Cite as: http://hdl.handle.net/11858/00-001M-0000-000F-DD42-D
Abstract

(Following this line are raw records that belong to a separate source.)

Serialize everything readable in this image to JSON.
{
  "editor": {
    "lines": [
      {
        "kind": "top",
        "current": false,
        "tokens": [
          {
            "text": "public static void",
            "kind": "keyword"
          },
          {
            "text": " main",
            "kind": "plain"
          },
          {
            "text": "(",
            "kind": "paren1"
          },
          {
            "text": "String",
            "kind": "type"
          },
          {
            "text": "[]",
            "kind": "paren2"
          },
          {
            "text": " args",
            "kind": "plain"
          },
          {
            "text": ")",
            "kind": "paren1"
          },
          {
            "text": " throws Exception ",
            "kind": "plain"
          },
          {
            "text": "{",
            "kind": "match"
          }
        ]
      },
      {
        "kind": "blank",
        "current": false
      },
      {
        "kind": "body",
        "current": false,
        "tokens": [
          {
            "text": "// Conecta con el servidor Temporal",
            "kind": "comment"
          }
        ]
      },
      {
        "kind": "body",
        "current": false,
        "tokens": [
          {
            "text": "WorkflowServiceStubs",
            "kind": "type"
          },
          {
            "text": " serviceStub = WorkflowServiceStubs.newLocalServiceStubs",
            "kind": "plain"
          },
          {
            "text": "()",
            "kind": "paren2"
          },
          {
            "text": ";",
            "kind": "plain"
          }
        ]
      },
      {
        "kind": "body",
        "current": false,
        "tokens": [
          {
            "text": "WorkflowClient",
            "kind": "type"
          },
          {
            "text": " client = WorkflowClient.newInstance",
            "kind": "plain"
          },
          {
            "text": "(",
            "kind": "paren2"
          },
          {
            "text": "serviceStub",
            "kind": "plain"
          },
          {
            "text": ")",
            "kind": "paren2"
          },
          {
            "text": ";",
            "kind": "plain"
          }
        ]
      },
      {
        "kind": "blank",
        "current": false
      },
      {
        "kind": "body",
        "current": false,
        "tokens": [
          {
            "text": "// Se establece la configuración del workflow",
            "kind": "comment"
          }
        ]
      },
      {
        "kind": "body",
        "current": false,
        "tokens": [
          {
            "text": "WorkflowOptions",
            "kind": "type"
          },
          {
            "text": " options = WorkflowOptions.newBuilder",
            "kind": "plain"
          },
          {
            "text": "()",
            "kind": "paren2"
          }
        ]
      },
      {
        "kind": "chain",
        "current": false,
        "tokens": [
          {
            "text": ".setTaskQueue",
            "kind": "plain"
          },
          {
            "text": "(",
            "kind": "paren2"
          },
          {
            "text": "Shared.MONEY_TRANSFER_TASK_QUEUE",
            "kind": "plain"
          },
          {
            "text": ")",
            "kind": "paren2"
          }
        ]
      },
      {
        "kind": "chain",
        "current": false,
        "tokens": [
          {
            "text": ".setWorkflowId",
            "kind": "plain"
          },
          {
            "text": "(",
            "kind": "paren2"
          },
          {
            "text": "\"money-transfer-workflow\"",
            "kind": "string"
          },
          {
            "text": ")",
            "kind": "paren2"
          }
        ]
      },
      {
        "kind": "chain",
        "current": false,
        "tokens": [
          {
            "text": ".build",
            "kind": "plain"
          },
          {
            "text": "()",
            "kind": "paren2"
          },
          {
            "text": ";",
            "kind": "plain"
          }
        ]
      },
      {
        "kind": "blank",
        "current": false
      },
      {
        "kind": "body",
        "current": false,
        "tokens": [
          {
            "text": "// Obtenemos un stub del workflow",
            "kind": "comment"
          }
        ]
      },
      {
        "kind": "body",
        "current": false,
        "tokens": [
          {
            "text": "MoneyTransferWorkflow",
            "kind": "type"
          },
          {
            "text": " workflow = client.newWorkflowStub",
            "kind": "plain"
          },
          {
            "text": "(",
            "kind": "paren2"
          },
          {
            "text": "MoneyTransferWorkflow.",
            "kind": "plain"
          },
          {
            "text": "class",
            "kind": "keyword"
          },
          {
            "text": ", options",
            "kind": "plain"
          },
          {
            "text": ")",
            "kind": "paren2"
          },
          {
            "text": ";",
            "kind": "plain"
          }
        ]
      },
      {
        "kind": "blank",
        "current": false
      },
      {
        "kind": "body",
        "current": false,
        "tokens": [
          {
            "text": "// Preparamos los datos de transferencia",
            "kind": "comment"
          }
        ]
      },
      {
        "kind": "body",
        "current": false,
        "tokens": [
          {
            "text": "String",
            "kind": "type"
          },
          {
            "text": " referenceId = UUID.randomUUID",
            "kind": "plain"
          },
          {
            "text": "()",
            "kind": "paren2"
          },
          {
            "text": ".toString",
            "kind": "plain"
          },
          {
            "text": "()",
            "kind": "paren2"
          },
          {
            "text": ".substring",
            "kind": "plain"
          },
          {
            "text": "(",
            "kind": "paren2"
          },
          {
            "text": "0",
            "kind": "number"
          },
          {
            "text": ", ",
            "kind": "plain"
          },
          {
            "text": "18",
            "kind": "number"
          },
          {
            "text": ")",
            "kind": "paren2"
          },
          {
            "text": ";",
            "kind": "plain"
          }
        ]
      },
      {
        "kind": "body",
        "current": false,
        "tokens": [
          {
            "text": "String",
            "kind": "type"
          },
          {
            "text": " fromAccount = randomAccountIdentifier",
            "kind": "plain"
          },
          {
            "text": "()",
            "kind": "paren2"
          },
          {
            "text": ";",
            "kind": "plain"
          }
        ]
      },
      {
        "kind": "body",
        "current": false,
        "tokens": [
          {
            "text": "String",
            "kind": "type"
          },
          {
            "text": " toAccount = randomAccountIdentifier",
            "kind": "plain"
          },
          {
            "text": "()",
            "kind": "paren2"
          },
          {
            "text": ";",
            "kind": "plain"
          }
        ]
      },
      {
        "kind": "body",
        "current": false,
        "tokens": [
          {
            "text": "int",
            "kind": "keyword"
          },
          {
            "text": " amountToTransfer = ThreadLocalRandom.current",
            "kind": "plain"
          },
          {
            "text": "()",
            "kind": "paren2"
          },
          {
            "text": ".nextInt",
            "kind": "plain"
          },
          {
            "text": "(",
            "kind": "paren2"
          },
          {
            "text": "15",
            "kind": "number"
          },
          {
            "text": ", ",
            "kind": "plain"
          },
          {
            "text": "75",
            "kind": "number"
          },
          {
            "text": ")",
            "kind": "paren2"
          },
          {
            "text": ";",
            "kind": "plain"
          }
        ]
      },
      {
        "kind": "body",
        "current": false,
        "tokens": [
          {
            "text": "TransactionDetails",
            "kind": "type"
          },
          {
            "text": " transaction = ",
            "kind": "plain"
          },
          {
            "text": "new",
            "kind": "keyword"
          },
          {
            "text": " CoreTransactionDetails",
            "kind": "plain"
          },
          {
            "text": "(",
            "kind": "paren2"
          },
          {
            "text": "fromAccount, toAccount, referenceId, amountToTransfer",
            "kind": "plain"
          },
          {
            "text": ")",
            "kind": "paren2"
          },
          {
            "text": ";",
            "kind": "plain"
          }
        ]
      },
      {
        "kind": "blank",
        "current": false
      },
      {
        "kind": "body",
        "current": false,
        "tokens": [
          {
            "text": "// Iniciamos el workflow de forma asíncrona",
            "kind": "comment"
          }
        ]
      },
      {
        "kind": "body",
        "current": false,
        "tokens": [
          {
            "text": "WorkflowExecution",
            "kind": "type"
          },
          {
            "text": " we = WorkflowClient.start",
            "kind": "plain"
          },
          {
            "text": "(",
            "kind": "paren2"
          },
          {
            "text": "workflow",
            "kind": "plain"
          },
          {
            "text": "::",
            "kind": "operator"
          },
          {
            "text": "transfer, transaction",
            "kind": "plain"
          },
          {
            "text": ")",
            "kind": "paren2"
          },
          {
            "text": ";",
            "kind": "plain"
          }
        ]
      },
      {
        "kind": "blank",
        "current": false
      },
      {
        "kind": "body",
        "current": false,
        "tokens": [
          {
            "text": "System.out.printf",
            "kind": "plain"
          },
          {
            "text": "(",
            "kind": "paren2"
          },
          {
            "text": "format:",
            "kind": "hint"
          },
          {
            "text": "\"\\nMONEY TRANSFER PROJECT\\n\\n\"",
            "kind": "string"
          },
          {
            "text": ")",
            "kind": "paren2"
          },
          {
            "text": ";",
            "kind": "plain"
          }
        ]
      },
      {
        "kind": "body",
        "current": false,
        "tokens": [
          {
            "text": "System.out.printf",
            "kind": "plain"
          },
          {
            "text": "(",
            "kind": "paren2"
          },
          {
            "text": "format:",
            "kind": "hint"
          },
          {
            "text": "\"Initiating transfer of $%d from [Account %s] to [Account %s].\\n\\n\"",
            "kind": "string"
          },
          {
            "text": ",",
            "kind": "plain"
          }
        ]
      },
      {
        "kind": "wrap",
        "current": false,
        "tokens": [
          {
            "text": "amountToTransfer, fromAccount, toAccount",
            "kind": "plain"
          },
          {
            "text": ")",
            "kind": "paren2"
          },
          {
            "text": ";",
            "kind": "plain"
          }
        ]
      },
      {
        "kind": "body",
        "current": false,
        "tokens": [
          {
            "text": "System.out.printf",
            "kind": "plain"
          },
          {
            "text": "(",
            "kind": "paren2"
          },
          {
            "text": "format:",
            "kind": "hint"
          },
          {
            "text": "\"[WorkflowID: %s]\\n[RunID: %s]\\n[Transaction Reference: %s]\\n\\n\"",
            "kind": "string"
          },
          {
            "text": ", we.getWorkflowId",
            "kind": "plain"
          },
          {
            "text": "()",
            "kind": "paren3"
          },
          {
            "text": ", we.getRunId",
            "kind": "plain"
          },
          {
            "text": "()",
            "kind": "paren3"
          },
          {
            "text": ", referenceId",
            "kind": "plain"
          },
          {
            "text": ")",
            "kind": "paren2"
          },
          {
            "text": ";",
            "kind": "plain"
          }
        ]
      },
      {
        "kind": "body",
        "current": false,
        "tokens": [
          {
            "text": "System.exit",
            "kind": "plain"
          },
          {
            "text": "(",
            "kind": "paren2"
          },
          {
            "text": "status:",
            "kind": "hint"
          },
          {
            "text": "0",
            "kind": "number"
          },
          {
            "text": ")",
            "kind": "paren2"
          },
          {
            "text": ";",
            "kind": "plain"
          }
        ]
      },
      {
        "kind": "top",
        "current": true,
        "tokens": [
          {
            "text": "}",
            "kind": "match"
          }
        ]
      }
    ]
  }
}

Darwinian evolution can explain human cooperative behaviour among non-kin by either direct or indirect reciprocity. In the latter case one does not expect a return for an altruistic act from the recipient as with direct reciprocity, but from another member of the social group. However, the widespread human behaviour of donating to poor people outside the social group, for example, to charity organizations, that are unlikely to reciprocate indirectly and thus are equivalent to defectors in the game is still an evolutionary puzzle. Here we show experimentally that donations made in public to a well-known relief organization resulted both in increased income (that the donors received from the members of their group) and in enhanced political reputation (they were elected to represent the interests of their group). Donations may thus function as an honest signal for one''s social reliability.